[[ Extracted information open ]]
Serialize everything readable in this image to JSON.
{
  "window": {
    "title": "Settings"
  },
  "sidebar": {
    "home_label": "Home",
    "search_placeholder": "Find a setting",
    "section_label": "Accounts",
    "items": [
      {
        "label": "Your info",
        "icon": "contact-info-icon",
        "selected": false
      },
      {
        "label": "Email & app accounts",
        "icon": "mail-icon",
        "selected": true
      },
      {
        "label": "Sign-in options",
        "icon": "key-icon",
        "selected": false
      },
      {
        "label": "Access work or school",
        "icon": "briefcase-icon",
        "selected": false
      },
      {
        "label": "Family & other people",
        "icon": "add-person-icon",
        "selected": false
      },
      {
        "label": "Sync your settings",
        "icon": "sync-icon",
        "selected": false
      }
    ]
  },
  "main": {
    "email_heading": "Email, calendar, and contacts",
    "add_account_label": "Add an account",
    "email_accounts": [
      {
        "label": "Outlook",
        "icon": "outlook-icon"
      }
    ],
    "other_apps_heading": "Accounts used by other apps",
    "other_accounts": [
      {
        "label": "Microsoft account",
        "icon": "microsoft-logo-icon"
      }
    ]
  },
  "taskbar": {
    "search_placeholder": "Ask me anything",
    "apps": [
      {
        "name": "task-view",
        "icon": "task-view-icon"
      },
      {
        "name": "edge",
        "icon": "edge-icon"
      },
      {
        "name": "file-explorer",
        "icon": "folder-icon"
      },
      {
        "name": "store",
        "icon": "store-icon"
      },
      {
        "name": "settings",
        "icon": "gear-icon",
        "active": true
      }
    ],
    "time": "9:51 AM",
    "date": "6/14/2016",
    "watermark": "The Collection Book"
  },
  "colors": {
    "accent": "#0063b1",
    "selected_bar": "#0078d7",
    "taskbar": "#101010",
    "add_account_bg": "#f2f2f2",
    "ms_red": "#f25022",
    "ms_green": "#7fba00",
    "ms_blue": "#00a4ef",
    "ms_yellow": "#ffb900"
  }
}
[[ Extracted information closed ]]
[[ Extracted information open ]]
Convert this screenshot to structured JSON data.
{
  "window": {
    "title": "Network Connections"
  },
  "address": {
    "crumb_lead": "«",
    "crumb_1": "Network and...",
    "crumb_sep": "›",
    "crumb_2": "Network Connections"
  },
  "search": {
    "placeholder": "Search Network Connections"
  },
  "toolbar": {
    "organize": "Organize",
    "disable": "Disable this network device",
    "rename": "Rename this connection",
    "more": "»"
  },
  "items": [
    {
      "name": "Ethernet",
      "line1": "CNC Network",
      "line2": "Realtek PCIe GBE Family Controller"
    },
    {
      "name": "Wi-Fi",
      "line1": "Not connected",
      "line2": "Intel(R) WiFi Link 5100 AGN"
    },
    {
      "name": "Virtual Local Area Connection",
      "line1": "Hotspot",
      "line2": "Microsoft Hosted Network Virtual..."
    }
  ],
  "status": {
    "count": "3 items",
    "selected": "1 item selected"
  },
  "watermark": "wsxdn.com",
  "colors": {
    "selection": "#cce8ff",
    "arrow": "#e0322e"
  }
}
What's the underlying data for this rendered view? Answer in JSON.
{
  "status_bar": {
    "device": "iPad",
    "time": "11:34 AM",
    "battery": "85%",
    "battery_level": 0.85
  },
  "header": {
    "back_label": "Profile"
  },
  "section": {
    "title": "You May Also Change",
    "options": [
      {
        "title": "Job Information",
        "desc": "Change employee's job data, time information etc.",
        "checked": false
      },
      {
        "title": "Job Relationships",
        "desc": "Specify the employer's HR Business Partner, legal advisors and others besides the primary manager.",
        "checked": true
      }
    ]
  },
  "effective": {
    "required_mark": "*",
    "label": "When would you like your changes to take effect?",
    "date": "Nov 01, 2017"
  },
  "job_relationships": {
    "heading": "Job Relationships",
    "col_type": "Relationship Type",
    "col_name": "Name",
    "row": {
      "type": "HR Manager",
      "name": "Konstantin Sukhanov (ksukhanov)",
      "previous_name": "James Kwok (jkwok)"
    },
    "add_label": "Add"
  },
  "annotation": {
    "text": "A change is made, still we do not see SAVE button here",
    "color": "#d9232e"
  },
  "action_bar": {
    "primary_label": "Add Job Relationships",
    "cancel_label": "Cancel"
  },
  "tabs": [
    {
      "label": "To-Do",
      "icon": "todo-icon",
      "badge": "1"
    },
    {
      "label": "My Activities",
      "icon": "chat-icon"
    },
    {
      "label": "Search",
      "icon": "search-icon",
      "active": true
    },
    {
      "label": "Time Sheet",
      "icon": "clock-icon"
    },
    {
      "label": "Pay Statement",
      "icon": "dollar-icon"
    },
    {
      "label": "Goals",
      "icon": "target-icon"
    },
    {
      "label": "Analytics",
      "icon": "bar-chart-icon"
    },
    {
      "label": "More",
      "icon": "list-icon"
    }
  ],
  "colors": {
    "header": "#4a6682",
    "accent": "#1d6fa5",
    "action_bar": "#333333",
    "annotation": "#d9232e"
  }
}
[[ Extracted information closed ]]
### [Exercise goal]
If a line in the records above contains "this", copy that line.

### [Answer space]
Serialize everything readable in this image to JSON.
Convert this screenshot to structured JSON data.
    "disable": "Disable this network device",
    "rename": "Rename this connection",
What's the underlying data for this rendered view? Answer in JSON.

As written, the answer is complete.